Mapping out a business plan

Philadelphia — like New York — has a burgeoning restaurant scene where chefs crave locally-grown produce for their restaurants, Green says. It helped that his father had helped finance restaurateur Michael Schulson. Schulson had just opened Giuseppe & Sons, an Italian restaurant, and needed microgreens. And like that, AGreen Farms had its first customer.

“With my time at Farm.One, the specialty herbs started to excite me, and the edible flowers started to excite me, so it's really the unique flavors and the strong flavors that really interested me the most. They became items that I was pretty good at selling because they're so hard to access for chefs while also being local and of really high quality,” he says.

Green estimates that if he were able to add other notable area chefs and restaurants to this client list — a process that’s already begun — the farm would be set up for long-term success. As the business begins, professional chefs and some hospitality establishments are the clientele Green is after. 

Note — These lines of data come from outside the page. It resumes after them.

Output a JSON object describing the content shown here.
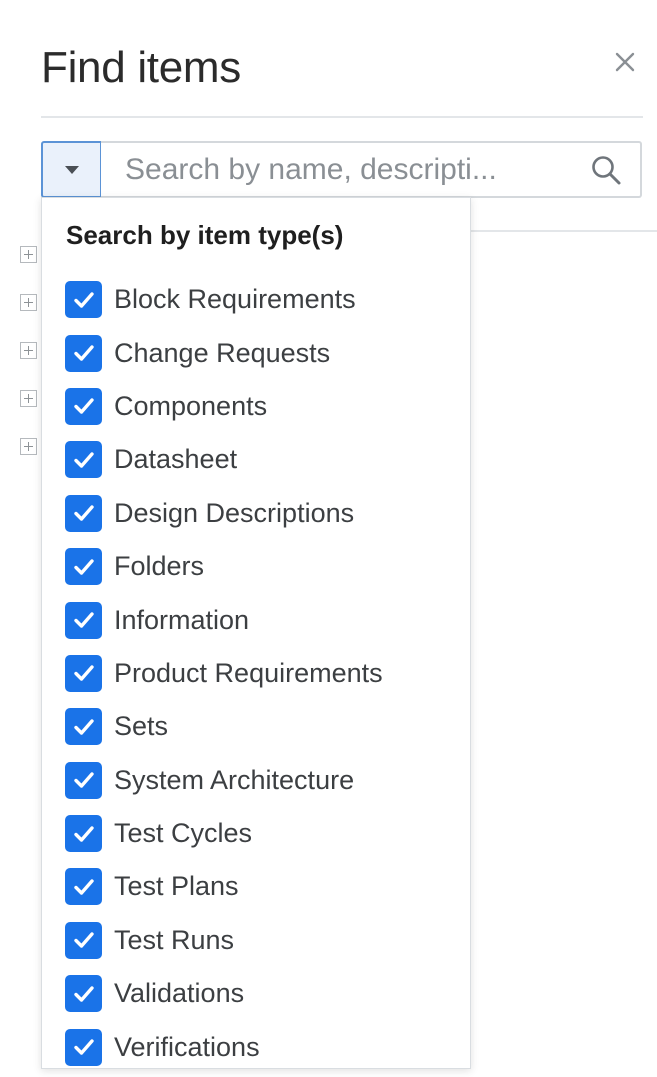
{
  "dialog": {
    "title": "Find items"
  },
  "search": {
    "placeholder": "Search by name, descripti..."
  },
  "dropdown": {
    "heading": "Search by item type(s)",
    "options": [
      {
        "label": "Block Requirements",
        "checked": true
      },
      {
        "label": "Change Requests",
        "checked": true
      },
      {
        "label": "Components",
        "checked": true
      },
      {
        "label": "Datasheet",
        "checked": true
      },
      {
        "label": "Design Descriptions",
        "checked": true
      },
      {
        "label": "Folders",
        "checked": true
      },
      {
        "label": "Information",
        "checked": true
      },
      {
        "label": "Product Requirements",
        "checked": true
      },
      {
        "label": "Sets",
        "checked": true
      },
      {
        "label": "System Architecture",
        "checked": true
      },
      {
        "label": "Test Cycles",
        "checked": true
      },
      {
        "label": "Test Plans",
        "checked": true
      },
      {
        "label": "Test Runs",
        "checked": true
      },
      {
        "label": "Validations",
        "checked": true
      },
      {
        "label": "Verifications",
        "checked": true
      }
    ]
  },
  "tree": {
    "expander_count": 5
  },
  "colors": {
    "checkbox": "#1a73e8",
    "toggle_border": "#5b93d6",
    "toggle_bg": "#eaf1fb"
  }
}
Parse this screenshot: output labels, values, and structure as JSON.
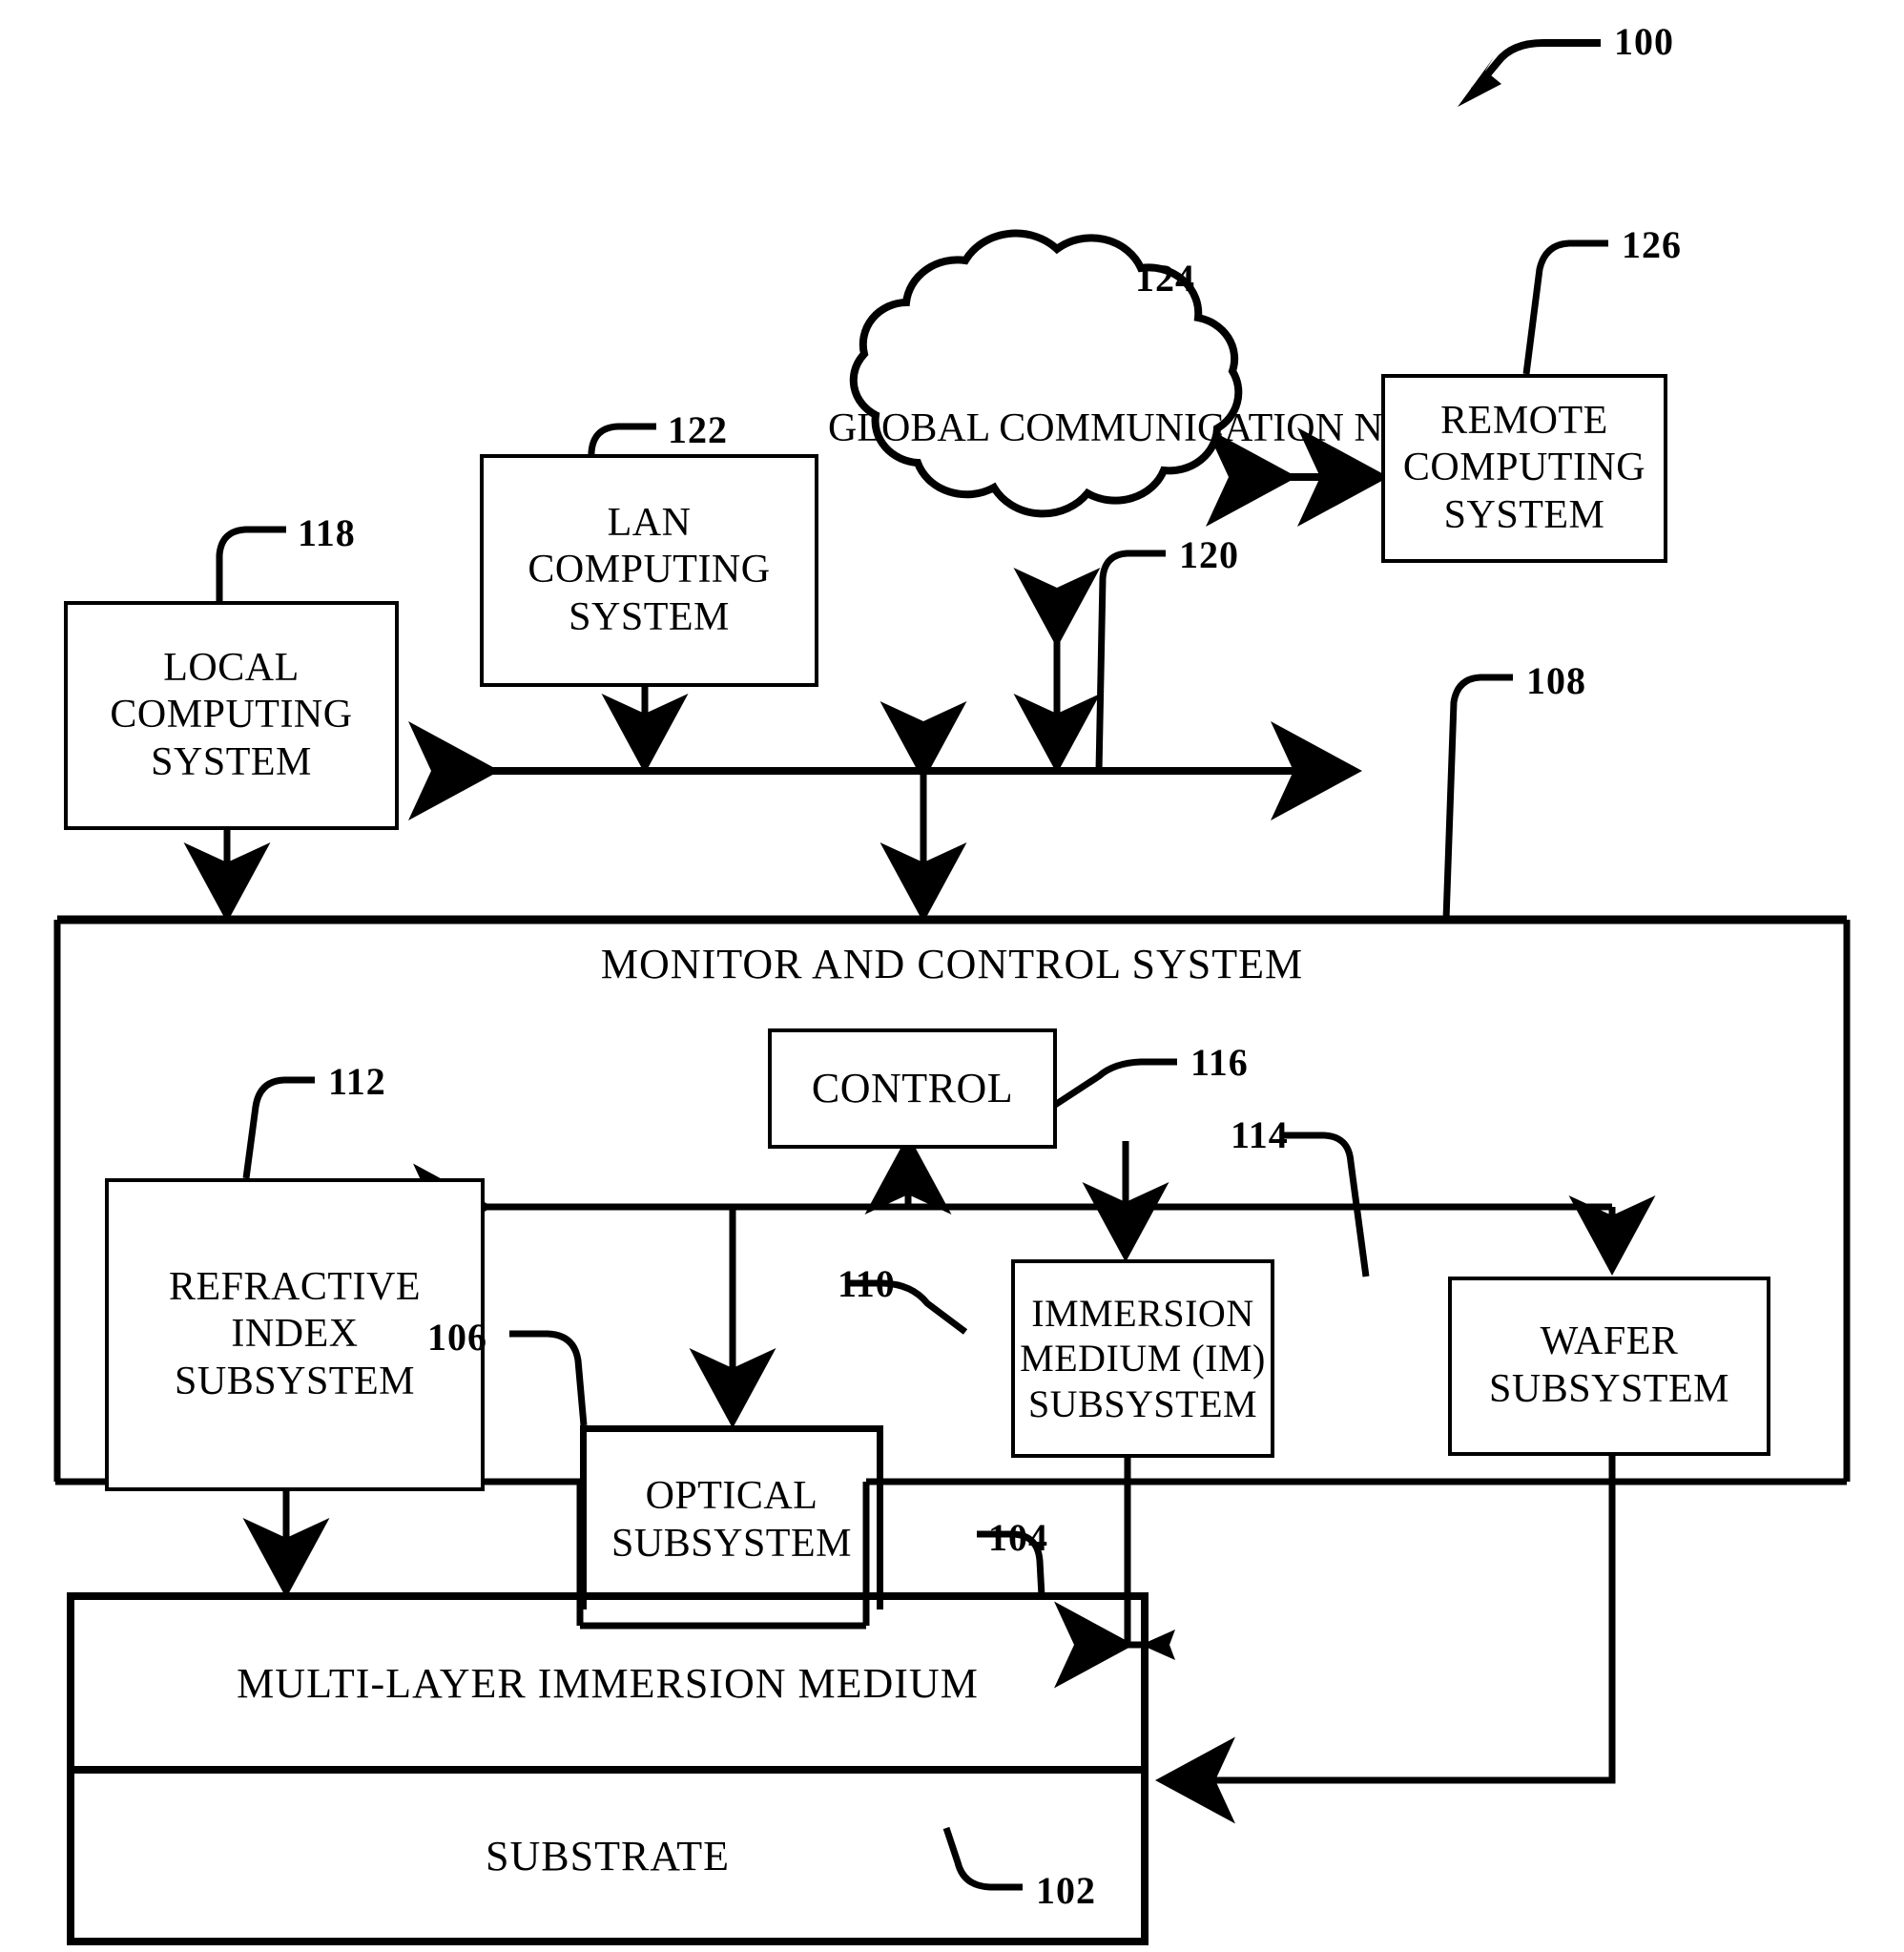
{
  "figure": {
    "ref_main": "100",
    "reference_numerals": {
      "system": "100",
      "substrate": "102",
      "multilayer_immersion_medium": "104",
      "optical_subsystem": "106",
      "monitor_and_control_system": "108",
      "immersion_medium_subsystem": "110",
      "refractive_index_subsystem": "112",
      "wafer_subsystem": "114",
      "control": "116",
      "local_computing_system": "118",
      "bus": "120",
      "lan_computing_system": "122",
      "global_communication_network": "124",
      "remote_computing_system": "126"
    }
  },
  "nodes": {
    "local_computing_system": {
      "ref": "118",
      "lines": [
        "LOCAL",
        "COMPUTING",
        "SYSTEM"
      ]
    },
    "lan_computing_system": {
      "ref": "122",
      "lines": [
        "LAN",
        "COMPUTING",
        "SYSTEM"
      ]
    },
    "global_communication_network": {
      "ref": "124",
      "lines": [
        "GLOBAL",
        "COMMUNICATION",
        "NETWORK"
      ]
    },
    "remote_computing_system": {
      "ref": "126",
      "lines": [
        "REMOTE",
        "COMPUTING",
        "SYSTEM"
      ]
    },
    "bus": {
      "ref": "120",
      "lines": []
    },
    "monitor_and_control_system": {
      "ref": "108",
      "lines": [
        "MONITOR AND CONTROL SYSTEM"
      ]
    },
    "control": {
      "ref": "116",
      "lines": [
        "CONTROL"
      ]
    },
    "refractive_index_subsystem": {
      "ref": "112",
      "lines": [
        "REFRACTIVE",
        "INDEX",
        "SUBSYSTEM"
      ]
    },
    "immersion_medium_subsystem": {
      "ref": "110",
      "lines": [
        "IMMERSION",
        "MEDIUM (IM)",
        "SUBSYSTEM"
      ]
    },
    "wafer_subsystem": {
      "ref": "114",
      "lines": [
        "WAFER",
        "SUBSYSTEM"
      ]
    },
    "optical_subsystem": {
      "ref": "106",
      "lines": [
        "OPTICAL",
        "SUBSYSTEM"
      ]
    },
    "multilayer_immersion_medium": {
      "ref": "104",
      "lines": [
        "MULTI-LAYER IMMERSION MEDIUM"
      ]
    },
    "substrate": {
      "ref": "102",
      "lines": [
        "SUBSTRATE"
      ]
    }
  },
  "colors": {
    "ink": "#000000",
    "paper": "#ffffff"
  }
}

To get the farm itself built, and Brandon Merrill was hired as farm manager. Merrill previously worked for Oasis Biotech, a Chinese-owned corporate growing company, and urban farming company Gotham Greens.

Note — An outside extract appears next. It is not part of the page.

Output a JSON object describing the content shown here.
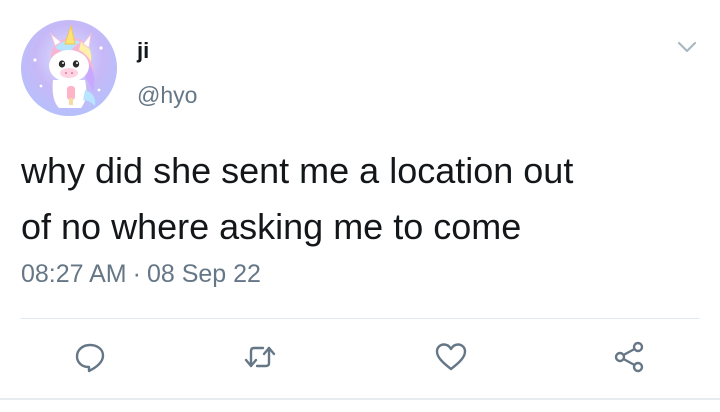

“We're totally giving him a ton of creative freedom, and that's why we got him on board to build this farm and not wait until the farm was built and then him say, ‘You know what? I wouldn't have done it this way,’” Green says.

The 5,000-square-foot growing space — outfitted with “bare bones” technology to keep costs down — is in Green’s apartment building. The company that owns his building, Post Brothers, was willing to lease him the space (and allow the farm to be built) in part because of an existing business relationship with Schulson. Green adds that, as opposed to other potential farm sites that wanted him to sign a five-year lease, Post Brothers allowed him to sign a more flexible lease. The plan is to prove the concept, take on investment and move into a bigger growing space to continue growing the company.

“It's going be a grind for sure, and it's not going to be easy," Green says, noting that he'll have to focus on getting the right people in place, building a great team and working hard. “We're going to be developing relationships with chefs that we haven't met and have connections with, by walking into their restaurants three days a week and knowing what products they're already purchasing from distributors from across the country, and just bringing it to them more locally, more fresh and with better quality."